═══ Data supplied ═══

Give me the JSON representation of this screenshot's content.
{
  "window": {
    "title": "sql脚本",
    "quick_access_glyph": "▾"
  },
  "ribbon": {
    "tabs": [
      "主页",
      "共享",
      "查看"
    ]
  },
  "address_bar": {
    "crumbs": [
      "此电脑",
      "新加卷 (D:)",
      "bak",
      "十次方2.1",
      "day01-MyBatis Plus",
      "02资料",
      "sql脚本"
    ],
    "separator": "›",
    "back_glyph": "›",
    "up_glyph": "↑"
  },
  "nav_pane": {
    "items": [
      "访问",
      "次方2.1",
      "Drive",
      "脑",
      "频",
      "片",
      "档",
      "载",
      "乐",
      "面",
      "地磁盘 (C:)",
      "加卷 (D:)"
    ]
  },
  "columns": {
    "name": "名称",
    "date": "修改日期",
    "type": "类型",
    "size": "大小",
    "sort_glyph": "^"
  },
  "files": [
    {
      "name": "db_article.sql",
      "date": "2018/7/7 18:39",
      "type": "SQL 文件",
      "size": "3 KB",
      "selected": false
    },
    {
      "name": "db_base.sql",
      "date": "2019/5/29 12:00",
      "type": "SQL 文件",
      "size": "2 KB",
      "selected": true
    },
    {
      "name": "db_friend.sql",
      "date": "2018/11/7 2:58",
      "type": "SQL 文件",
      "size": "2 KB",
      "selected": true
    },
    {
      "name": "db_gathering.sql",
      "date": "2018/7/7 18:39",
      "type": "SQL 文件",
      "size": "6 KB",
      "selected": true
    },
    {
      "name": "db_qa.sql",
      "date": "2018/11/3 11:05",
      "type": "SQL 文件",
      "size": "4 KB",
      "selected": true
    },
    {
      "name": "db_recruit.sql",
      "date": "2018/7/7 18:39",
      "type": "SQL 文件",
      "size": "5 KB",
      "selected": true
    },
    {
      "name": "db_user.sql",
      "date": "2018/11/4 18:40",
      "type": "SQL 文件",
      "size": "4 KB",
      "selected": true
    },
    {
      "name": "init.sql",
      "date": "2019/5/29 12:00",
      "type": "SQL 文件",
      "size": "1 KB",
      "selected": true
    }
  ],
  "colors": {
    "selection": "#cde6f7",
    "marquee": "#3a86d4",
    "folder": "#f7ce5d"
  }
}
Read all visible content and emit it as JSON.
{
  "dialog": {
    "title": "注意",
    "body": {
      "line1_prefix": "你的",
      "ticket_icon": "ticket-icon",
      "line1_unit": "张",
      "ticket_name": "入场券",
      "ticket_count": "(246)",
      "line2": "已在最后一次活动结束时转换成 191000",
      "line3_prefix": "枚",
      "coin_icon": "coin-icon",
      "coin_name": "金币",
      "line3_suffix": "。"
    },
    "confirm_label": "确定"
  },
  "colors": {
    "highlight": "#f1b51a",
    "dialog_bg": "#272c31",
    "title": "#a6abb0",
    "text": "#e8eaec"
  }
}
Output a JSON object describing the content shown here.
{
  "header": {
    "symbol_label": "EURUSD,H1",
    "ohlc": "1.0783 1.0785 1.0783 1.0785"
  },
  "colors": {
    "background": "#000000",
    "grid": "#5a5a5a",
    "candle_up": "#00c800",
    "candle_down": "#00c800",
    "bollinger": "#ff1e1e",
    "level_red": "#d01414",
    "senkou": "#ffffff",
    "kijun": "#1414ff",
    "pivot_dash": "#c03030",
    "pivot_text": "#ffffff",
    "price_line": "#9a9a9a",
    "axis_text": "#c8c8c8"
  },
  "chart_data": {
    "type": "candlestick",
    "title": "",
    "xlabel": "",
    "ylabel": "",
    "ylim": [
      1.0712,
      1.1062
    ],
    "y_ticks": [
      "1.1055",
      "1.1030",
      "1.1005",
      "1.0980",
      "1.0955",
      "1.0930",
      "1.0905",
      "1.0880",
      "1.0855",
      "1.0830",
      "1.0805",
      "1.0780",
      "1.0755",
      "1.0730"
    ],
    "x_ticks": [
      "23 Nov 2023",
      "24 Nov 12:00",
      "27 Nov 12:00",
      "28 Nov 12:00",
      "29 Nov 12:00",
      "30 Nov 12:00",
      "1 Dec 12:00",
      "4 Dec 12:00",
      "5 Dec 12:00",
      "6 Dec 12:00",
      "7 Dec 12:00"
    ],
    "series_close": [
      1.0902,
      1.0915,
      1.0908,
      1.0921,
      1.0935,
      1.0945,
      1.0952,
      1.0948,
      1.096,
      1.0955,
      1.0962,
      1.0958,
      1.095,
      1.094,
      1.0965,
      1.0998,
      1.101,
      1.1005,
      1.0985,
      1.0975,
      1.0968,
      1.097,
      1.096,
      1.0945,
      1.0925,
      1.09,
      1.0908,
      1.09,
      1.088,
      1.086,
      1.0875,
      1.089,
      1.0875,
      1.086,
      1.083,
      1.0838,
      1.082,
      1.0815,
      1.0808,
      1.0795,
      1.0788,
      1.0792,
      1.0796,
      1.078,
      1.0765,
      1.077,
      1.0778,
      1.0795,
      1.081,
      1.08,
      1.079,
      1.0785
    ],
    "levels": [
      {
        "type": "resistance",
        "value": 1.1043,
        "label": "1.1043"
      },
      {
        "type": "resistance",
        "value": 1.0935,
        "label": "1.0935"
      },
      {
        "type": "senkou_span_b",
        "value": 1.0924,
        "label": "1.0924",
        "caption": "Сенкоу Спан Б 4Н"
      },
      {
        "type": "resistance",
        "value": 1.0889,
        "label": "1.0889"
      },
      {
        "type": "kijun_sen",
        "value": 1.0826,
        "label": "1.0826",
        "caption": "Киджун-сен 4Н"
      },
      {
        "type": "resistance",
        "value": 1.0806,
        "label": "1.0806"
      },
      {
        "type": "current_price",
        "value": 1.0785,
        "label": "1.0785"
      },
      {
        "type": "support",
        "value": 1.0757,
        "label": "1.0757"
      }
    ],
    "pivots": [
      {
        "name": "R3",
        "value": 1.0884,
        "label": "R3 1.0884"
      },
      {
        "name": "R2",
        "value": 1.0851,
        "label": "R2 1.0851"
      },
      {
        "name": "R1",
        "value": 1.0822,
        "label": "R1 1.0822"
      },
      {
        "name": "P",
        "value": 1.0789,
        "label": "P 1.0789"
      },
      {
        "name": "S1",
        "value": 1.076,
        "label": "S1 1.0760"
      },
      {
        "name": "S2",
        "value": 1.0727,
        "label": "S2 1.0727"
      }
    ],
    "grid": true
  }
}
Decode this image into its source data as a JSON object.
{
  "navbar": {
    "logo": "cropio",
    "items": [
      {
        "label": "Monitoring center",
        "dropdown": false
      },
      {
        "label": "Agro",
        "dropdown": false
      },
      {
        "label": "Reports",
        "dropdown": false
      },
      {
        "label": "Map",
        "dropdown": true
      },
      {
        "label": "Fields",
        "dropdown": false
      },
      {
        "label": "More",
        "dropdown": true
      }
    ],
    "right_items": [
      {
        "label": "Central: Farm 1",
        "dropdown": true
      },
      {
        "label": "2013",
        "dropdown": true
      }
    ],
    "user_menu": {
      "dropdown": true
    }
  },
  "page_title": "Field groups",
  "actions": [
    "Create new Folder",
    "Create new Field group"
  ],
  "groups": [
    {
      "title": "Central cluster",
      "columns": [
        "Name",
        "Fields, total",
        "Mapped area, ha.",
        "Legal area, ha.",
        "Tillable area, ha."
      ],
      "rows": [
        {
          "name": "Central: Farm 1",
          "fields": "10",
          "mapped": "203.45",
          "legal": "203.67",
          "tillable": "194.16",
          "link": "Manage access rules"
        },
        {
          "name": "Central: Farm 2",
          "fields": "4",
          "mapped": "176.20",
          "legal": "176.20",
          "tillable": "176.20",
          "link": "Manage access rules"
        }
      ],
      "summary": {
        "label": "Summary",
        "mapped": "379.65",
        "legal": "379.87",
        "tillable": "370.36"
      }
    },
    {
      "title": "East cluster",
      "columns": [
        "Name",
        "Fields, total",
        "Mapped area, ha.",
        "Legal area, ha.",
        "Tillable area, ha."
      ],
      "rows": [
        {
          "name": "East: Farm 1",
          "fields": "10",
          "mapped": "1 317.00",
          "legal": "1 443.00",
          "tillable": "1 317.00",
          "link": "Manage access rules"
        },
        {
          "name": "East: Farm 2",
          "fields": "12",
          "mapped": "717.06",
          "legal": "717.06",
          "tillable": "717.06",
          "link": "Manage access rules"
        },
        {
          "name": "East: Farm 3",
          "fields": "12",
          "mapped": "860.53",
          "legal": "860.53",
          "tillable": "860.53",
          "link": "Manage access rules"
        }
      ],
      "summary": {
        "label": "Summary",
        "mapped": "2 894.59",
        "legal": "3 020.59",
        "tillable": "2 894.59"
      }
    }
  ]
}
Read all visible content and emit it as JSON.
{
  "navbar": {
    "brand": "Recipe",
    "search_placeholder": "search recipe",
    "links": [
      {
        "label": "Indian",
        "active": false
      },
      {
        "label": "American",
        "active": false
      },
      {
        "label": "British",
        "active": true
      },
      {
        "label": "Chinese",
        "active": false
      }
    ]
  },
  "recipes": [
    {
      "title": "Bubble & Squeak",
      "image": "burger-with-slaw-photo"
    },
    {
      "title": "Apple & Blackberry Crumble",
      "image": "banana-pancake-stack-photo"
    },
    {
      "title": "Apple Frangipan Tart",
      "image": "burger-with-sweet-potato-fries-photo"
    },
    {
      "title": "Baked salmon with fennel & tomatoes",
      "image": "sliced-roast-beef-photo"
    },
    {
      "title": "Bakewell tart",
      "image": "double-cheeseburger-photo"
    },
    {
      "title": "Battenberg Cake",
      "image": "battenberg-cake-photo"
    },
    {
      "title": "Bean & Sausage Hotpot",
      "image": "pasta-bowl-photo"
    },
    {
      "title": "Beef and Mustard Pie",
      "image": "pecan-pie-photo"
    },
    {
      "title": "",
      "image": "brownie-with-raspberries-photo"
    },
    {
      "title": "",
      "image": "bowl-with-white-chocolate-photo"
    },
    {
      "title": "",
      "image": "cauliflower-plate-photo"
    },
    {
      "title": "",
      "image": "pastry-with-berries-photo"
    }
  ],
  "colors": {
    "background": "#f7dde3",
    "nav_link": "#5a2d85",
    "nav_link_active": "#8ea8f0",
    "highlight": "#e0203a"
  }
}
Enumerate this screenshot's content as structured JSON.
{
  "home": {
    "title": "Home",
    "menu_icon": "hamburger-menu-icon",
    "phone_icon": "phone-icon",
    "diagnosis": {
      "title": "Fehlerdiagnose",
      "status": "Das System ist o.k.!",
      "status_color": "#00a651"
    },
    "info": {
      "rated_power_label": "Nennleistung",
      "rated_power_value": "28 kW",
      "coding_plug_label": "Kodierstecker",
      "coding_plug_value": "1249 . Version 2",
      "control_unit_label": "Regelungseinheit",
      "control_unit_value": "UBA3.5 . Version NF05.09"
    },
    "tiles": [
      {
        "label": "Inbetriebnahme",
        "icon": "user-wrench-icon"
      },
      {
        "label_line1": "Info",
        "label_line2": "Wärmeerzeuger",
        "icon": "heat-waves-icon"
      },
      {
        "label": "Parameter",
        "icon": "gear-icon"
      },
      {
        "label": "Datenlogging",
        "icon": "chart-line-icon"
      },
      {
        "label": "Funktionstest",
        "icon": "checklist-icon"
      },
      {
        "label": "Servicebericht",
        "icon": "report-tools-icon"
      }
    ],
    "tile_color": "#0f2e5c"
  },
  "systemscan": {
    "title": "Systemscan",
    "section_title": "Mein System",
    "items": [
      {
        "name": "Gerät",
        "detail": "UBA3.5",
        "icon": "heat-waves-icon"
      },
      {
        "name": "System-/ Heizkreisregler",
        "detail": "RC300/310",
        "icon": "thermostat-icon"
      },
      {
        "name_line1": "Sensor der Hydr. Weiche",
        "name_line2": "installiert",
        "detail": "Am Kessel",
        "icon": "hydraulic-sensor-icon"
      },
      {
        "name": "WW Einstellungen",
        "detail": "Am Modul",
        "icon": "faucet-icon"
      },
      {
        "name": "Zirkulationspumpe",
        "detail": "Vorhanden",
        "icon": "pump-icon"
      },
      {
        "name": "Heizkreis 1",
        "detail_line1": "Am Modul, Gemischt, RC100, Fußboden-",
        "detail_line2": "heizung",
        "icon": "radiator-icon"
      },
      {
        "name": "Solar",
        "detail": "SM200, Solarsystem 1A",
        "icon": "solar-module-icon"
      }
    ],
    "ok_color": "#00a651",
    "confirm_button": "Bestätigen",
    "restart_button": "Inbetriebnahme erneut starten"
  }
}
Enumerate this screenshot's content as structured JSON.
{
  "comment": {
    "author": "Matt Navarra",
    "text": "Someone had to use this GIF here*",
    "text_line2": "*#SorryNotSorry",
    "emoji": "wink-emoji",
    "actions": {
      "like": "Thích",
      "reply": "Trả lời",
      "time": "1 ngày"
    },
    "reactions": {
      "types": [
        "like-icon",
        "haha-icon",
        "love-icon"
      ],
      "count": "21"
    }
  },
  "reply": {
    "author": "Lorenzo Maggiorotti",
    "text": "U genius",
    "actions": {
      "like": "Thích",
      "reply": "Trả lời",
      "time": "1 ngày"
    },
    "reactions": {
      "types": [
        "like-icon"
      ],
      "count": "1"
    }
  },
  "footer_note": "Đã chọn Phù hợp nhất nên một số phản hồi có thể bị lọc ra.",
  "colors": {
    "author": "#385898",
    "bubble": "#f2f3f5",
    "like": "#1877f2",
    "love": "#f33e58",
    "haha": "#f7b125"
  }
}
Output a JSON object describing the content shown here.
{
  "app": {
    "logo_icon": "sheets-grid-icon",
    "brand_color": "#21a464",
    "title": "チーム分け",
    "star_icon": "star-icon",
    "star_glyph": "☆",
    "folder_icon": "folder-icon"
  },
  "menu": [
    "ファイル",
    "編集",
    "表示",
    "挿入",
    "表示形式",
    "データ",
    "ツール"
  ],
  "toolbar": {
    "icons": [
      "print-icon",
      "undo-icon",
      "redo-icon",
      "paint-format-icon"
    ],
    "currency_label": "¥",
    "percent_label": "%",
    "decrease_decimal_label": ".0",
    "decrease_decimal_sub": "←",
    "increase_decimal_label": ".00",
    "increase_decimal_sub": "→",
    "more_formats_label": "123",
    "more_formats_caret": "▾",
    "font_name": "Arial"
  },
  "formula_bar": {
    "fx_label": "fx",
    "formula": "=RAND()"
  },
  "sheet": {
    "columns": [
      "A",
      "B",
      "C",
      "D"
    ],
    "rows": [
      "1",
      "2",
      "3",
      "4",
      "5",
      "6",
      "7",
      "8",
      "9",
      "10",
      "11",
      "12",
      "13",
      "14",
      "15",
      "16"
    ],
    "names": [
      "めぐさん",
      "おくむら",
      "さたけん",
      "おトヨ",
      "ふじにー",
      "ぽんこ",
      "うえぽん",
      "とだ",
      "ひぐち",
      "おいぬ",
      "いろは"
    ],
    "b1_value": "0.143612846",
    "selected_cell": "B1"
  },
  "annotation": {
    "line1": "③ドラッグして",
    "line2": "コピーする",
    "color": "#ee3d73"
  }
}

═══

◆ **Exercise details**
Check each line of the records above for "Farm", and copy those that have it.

◆ **Reply to the exercise**
        "label": "Central: Farm 1",
          "name": "Central: Farm 1",
          "name": "Central: Farm 2",
          "name": "East: Farm 1",
          "name": "East: Farm 2",
          "name": "East: Farm 3",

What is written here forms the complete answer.